[WASHINGTON] New orders for US-made goods rose more than expected in March, boosted by strong demand for transportation equipment and a range of other products, but there are signs that business spending on equipment is slowing.
Factory goods orders rose 1.6 per cent, the Commerce Department said on Thursday. Data for February was revised up to show orders jumping 1.6 per cent instead of the previously reported 1.2 per cent increase.
Economists polled by Reuters had forecast factory orders increasing 1.4 per cent in March. Orders rose 7.7 per cent on a year-on-year basis in March.

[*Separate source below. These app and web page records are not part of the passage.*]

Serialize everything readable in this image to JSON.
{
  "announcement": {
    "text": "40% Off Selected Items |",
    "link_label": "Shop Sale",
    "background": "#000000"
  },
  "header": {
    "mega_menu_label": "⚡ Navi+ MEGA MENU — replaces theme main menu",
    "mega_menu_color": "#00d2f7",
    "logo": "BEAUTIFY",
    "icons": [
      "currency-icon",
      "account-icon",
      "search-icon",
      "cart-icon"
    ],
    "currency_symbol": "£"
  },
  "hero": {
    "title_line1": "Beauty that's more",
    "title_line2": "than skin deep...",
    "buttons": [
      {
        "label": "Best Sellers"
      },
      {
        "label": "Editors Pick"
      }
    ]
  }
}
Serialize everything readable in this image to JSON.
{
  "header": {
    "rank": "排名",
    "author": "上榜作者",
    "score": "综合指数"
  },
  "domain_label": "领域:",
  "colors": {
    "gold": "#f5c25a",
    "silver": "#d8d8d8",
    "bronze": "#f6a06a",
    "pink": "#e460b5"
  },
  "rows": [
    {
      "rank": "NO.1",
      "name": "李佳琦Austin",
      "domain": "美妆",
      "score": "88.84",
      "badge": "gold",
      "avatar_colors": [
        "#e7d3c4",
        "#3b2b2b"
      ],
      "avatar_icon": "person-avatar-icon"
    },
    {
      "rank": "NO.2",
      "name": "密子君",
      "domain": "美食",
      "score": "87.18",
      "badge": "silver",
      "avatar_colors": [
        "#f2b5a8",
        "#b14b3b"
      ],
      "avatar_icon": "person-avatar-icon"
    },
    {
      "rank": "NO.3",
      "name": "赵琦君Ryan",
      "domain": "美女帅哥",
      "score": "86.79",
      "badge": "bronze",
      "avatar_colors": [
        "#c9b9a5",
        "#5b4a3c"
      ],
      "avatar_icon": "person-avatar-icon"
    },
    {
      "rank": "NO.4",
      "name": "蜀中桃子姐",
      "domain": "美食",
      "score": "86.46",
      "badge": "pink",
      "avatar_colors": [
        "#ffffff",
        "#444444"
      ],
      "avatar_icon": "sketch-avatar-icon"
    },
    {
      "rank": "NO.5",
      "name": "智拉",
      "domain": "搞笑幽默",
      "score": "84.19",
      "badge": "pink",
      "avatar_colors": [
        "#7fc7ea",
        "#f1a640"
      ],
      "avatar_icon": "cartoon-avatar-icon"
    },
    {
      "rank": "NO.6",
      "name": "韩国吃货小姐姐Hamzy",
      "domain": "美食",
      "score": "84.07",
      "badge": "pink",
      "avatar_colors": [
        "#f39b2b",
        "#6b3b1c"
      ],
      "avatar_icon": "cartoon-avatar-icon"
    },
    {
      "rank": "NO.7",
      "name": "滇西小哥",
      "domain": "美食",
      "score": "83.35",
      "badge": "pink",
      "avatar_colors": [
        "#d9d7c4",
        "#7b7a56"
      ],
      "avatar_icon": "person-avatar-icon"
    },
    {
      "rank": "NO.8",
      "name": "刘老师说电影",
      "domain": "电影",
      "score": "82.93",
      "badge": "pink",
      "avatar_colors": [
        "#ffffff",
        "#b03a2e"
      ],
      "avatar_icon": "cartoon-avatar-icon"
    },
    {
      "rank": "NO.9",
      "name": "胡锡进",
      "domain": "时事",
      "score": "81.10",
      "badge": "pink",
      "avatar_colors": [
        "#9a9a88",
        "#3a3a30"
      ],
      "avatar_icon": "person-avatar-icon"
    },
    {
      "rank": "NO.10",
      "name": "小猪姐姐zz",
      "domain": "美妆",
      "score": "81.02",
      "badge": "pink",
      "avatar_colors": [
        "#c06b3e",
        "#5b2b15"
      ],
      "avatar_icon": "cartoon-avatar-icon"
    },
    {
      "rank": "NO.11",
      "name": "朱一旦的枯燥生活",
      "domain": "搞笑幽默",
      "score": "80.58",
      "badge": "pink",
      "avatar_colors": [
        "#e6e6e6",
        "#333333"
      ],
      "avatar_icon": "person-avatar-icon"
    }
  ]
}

Orders for transportation equipment increased 7.6 per cent, lifted by a 44.5 per cent jump in the volatile orders for civilian aircraft. Transportation orders rose 8.9 per cent in February. Orders for machinery fell 1.9 percent, the largest drop since April 2016, after rising 0.6 per cent in February.

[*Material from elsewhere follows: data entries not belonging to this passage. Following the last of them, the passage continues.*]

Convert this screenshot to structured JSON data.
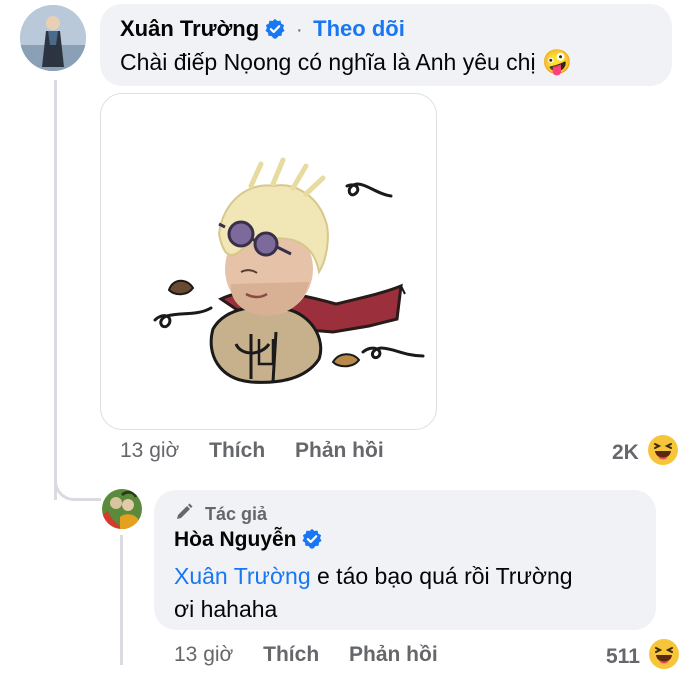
{
  "comment1": {
    "author": "Xuân Trường",
    "follow_label": "Theo dõi",
    "separator": "·",
    "text": "Chài điếp Nọong có nghĩa là Anh yêu chị",
    "emoji": "🤪",
    "time": "13 giờ",
    "like_label": "Thích",
    "reply_label": "Phản hồi",
    "reaction_count": "2K",
    "reaction_emoji": "😆"
  },
  "reply1": {
    "author_badge": "Tác giả",
    "author": "Hòa Nguyễn",
    "mention": "Xuân Trường",
    "text_line1": "e táo bạo quá rồi Trường",
    "text_line2": "ơi hahaha",
    "time": "13 giờ",
    "like_label": "Thích",
    "reply_label": "Phản hồi",
    "reaction_count": "511",
    "reaction_emoji": "😆"
  },
  "colors": {
    "accent": "#1877f2",
    "bubble": "#f0f2f5",
    "muted": "#65676b"
  },
  "icons": [
    "verified-badge-icon",
    "pencil-icon",
    "haha-reaction-icon"
  ]
}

Orders for mining, oil field and gas field machinery surged 2.6 per cent. Orders for motor vehicles fell 1.0 per cent, the biggest drop since last July. Orders for electrical equipment, appliances and components rose 0.6 per cent while bookings for computers advanced 1.0 per cent.
Manufacturing, which accounts for about 12 per cent of US economic activity, is being supported by strong domestic and global demand. But a shortage of skilled workers and rising commodity prices after the Trump administration imposed tariffs on steel and aluminum imports are starting to impact production.
A survey on Monday showed sentiment among manufacturers falling in April for a second straight month amid growing concerns about the tariffs, which were imposed by President Donald Trump in March.
Manufacturers said the import duties had increased prices, made it difficult to source material and brought business planning to a standstill. That could undercut business spending on equipment.
Trump imposed 25 per cent tariffs on steel imports and 10 per cent for aluminum to shield domestic industries from what he has described as unfair competition from other countries.
The Commerce Department revised March orders for non-defense capital goods excluding aircraft, which are seen as a measure of business spending plans, to show them falling 0.4 per cent instead of dipping 0.1 per cent as reported last month.
Orders for these so-called core capital goods rose 1.0 per cent in February. Shipments of core capital goods, which are used to calculate business equipment spending in the gross domestic product report, declined 0.8 per cent in March instead of the 0.7 per cent drop reported last month.
Core capital goods shipments were up 1.2 per cent in February.